In a televised address, Kazakh President Kassym-Jomart Tokayev urged national unity and implored commentators and bloggers not to incite panic. The government, meanwhile, announced the establishment of a specialised agency for the digital management and monitoring of groundwater.

Pope Francis conveyed his sympathy for the victims on April 10 during his weekly audience in St Peter's Square, accompanying his condolences with a prayer.

"I also want to convey to the people of Kazakhstan my spiritual closeness at this time, when a massive flood has affected many regions of the country and caused the evacuation of thousands of people from their homes," he said.

A state of emergency remained in effect in eight of Kazakhstan’s 17 provinces, down from 10 provinces at the end of last week. However, the Kremlin noted that the worst flooding was still ahead—at the very least on the Russian side of the border.  

At an April 8 briefing, Moldir Abdualiyeva, spokesperson for the Kazakh Ministry of Water Resources and Irrigation, said that water levels in Kazakhstan's rivers were continuing to rise. In East Kazakhstan Region, water reservoirs were currently filled to an average of 62%, with levels expected to reach their peak this week.

The regions most severely affected by the floods in Kazakhstan include Atyrau, Aktobe, Akmola, Kostanai, Eastern Kazakhstan, Northern Kazakhstan and Pavlodar. These regions are particularly vulnerable as they border Russia and are intersected by rivers originating in Russia.

Flooding is not the only climate change-driven natural disaster that Kazakhstan may experience this year. While northern regions of the country are susceptible to flooding coming from rivers originating in Russia, the southern regions of Kazakhstan tend to be directly affected by water shortages in upstream Kyrgyzstan and Uzbekistan.

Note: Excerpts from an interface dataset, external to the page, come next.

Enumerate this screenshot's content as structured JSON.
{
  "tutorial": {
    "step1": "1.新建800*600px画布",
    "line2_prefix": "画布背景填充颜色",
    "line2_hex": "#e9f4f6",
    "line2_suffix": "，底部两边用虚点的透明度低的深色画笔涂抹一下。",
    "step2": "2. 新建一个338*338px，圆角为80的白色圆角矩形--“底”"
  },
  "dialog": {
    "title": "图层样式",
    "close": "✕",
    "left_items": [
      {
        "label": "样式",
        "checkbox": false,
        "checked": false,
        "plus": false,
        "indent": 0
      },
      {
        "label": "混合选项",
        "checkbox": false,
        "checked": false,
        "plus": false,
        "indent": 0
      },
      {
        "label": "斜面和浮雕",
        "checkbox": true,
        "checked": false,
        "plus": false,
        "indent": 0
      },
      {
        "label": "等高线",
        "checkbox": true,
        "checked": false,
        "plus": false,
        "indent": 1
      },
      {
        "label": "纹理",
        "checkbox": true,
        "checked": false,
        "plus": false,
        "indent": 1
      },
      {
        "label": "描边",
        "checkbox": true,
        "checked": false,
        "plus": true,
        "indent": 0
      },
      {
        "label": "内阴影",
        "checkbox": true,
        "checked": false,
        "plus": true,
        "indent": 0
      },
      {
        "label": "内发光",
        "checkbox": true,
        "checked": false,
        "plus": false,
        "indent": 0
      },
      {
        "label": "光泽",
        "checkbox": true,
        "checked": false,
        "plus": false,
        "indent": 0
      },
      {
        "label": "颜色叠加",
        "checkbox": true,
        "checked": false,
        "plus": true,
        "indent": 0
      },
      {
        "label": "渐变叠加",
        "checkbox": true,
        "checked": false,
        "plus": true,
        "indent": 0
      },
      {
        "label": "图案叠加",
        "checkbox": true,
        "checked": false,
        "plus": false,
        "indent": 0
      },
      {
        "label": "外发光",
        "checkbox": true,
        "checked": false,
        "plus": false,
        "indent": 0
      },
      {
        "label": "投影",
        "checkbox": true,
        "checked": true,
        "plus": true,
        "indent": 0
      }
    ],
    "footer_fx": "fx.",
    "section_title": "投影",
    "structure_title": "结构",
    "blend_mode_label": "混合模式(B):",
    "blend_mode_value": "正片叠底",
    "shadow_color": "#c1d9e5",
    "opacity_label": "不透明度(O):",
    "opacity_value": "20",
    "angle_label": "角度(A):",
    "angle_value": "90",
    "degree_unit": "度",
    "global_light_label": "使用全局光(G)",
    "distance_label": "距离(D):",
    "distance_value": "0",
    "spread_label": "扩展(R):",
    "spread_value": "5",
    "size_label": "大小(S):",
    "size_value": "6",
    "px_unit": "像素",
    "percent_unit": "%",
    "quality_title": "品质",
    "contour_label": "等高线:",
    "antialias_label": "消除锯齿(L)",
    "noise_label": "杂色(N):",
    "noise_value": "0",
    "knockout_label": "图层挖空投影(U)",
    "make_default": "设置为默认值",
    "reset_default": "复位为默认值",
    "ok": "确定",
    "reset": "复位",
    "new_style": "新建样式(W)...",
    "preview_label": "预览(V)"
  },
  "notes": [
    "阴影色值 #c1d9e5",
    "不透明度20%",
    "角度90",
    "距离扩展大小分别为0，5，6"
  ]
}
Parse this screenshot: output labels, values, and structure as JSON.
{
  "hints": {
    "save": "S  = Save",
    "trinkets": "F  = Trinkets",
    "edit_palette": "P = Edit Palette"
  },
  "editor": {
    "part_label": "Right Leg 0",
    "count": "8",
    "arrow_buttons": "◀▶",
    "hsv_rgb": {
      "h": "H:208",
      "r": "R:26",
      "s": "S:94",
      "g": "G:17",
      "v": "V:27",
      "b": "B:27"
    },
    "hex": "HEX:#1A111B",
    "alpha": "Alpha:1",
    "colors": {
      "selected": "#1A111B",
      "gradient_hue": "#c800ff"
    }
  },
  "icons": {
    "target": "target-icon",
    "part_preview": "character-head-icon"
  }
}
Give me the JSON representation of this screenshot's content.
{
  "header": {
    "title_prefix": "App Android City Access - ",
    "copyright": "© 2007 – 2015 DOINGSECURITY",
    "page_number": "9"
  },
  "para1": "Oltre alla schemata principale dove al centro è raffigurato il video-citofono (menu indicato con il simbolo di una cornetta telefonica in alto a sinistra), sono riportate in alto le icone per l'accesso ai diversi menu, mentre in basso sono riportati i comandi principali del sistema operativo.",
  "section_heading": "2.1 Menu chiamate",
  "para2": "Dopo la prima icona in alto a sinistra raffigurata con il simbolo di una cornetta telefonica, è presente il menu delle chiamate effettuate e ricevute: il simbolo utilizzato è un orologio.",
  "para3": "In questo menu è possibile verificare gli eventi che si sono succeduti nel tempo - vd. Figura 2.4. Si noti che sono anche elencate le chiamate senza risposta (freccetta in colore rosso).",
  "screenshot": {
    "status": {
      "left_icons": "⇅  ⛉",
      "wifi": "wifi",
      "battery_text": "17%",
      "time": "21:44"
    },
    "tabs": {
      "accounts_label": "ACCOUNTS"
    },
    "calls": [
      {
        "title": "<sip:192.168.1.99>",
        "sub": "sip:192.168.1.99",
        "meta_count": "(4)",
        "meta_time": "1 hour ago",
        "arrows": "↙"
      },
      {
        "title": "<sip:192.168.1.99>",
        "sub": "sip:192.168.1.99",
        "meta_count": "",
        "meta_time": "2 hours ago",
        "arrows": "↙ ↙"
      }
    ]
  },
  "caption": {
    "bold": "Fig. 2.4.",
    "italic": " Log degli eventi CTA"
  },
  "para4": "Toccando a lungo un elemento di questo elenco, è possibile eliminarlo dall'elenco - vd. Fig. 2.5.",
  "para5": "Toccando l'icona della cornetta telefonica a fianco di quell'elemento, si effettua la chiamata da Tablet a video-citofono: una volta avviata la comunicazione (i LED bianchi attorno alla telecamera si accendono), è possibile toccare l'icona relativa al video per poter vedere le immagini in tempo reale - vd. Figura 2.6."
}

Vice Minister of Water Resources and Irrigation of Kazakhstan, Arsen Zhakanbayev, has raised concerns about the possibility of drought affecting Kazakhstan this spring, with the situation similar to what is currently being observed in Uzbekistan and Kyrgyzstan, TASS has reported.

The neighbouring Central Asian nations have been experiencing issues with water supplies for the past several years, but the difficulties with water availability appear to be deteriorating.

Zhakanbayev has highlighted how the water volume in Kyrgyzstan's Toktogul reservoir stands 300mn cubic metres (mcm) lower than at this point last year, while the volume in the Chirchik basin was 100 mcm below the level, year on year.